While the article goes further to explain the middle school years as the right time for ethical media literacy instruction, through Harvard University’s GoodPlay Project that identifies what ethical issues young people encounter in the digital world, it also makes mention of a three-year case study, through classroom action study, using Cyberwise (this being a Waldorf-inspired charter school in Orange County, CA) (Graber, 2012).

In conclusion, this article helps us stop and think about what we are doing while immersed in the beginnings of the digital age, with its “world full of both possibility and peril – rules of engagement being hashed out as we go” (Graber, 2012, p. 89).


I find this article to be indispensable, unique, and on the list of “why is this not required reading”?  Thank you for (hopefully) bearing with its length.

Citations referred to in the Graber Article (found to be in citation other than APA):

Hether, C.A. 2001. “The Moral Reasoning of High School Seniors from  Diverse Educational  Settings.” Ph.D. dissertation, Saybrook Graduate School and Research Center. Retrieved from Dissertations & Theses: Full Text (Publication No. AAT 3044032).

James, C., K. Davis, A. Flores, J.M. Francis, L. Pettinghill, M. Rundel, and H. Gardner. 2008. “Young People, Ethics, and the New Digital Media: A Synthesis from the Good Play Project.” GoodWork® Project Report Series, Number 54. Project Zero, Harvard School of Education.

Jenkins, H., R. Purushotma, K. Clinton, M. Weigel and A.J. Robinson, 2006. Confronting the  Challenges of Participatory Culture: Media Education for the 21st Century. http://newmedialiteracies.org/.

Monke, L. 2004. “The Human Touch.” Education Next 4(4). http://educationnext.org/thehumantouch/

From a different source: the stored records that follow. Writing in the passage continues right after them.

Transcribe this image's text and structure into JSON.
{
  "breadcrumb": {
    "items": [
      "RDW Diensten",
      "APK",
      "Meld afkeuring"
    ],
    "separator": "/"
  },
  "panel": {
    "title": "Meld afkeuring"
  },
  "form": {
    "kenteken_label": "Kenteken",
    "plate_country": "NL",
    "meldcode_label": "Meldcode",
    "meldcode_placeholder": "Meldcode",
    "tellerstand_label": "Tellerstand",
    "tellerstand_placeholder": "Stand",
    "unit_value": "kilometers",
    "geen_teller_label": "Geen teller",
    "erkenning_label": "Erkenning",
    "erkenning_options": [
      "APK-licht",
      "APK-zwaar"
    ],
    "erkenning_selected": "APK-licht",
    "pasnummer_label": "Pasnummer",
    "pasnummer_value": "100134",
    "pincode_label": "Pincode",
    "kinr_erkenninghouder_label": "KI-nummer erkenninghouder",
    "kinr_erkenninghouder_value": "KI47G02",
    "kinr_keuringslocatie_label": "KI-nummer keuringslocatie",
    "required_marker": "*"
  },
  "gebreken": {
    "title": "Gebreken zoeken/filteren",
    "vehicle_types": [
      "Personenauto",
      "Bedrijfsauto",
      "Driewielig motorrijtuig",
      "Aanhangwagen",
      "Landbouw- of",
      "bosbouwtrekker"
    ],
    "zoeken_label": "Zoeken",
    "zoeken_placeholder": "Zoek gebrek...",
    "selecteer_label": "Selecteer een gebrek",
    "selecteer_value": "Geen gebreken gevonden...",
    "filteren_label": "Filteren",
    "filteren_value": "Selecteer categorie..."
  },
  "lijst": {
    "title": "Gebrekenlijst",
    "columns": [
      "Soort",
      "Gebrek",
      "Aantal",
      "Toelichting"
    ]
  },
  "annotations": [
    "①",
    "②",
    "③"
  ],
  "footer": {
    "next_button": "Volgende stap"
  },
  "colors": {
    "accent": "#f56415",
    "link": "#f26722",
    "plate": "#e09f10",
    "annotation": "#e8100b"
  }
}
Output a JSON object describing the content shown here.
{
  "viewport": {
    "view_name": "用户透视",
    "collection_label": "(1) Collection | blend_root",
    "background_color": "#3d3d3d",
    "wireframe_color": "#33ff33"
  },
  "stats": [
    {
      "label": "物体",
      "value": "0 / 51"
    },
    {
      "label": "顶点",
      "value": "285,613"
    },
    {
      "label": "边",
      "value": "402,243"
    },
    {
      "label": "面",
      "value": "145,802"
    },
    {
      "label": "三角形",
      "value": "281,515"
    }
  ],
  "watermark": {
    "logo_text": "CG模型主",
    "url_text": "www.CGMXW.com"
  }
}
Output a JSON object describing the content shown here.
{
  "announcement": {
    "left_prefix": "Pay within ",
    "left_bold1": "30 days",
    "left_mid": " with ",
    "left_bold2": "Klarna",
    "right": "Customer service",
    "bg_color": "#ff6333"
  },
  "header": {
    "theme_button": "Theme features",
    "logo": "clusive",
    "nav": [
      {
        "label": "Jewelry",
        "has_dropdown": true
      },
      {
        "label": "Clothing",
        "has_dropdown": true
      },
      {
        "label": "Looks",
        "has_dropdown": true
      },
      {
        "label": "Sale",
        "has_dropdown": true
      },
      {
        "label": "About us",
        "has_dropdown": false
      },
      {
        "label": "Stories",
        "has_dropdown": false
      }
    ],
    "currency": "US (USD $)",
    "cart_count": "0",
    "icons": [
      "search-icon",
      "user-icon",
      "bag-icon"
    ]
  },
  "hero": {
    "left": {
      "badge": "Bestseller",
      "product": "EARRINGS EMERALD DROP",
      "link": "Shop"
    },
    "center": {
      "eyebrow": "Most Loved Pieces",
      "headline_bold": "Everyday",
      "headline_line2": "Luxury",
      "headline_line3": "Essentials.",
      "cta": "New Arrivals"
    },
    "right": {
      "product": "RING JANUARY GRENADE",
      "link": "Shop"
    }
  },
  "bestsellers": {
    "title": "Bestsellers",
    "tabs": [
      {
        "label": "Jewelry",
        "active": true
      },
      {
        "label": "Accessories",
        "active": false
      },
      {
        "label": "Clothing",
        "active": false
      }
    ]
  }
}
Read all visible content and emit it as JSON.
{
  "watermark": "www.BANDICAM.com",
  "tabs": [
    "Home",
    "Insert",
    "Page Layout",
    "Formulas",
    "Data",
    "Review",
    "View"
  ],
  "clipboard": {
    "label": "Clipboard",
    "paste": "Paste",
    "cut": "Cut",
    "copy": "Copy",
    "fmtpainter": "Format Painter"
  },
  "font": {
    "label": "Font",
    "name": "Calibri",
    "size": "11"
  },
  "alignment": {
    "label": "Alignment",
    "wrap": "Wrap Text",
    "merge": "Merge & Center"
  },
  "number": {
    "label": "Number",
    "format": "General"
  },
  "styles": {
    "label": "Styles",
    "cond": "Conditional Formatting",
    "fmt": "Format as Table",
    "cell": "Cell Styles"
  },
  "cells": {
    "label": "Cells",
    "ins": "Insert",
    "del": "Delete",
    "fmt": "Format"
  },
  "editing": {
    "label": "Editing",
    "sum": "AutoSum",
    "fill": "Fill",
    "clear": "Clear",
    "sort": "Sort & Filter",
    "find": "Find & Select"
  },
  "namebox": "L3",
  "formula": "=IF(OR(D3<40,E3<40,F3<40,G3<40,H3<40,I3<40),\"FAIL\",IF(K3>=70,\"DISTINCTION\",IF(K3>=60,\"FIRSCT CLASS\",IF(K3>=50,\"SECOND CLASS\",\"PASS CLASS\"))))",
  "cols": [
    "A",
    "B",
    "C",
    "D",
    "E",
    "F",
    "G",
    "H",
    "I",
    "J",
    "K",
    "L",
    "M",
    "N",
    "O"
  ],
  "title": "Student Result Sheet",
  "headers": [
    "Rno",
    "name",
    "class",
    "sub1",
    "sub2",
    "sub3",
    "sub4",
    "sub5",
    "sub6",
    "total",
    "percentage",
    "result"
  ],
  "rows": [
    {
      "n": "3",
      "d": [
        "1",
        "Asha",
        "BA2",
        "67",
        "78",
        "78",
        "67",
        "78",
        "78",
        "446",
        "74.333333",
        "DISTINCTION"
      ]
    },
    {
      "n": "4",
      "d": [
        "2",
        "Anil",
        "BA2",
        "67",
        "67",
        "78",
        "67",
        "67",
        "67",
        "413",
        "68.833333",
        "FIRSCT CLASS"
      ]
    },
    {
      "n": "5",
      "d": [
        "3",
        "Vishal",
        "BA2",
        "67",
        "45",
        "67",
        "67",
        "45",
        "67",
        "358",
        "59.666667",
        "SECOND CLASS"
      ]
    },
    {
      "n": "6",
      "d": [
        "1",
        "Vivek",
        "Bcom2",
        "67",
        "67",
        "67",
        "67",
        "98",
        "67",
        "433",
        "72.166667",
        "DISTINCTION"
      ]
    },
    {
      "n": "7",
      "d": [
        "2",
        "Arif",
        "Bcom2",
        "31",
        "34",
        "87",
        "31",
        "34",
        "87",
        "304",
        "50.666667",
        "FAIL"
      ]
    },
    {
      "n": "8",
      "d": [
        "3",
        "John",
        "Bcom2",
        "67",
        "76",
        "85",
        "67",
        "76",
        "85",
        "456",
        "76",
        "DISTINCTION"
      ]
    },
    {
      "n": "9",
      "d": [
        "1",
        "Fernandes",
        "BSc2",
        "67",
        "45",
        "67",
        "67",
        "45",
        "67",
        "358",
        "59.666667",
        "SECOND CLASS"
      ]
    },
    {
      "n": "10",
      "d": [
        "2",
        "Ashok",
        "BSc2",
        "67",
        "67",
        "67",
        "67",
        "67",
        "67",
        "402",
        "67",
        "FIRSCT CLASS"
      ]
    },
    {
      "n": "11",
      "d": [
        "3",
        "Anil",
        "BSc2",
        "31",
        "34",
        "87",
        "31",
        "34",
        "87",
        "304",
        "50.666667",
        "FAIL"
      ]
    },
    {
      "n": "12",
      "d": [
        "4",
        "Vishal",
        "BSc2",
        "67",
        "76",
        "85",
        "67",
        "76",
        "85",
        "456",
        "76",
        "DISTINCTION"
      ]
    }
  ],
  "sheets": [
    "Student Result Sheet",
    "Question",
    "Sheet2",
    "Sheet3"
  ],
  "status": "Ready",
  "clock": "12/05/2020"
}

Ohler, J.B. 2009. “Orchestrating the Media Collage.” Educational Leadership 66(6): 8-13.  http://www.ascd.org/publications/educational-leadership/mar09/vol66/Orchestrating-the-Media- Collage.aspx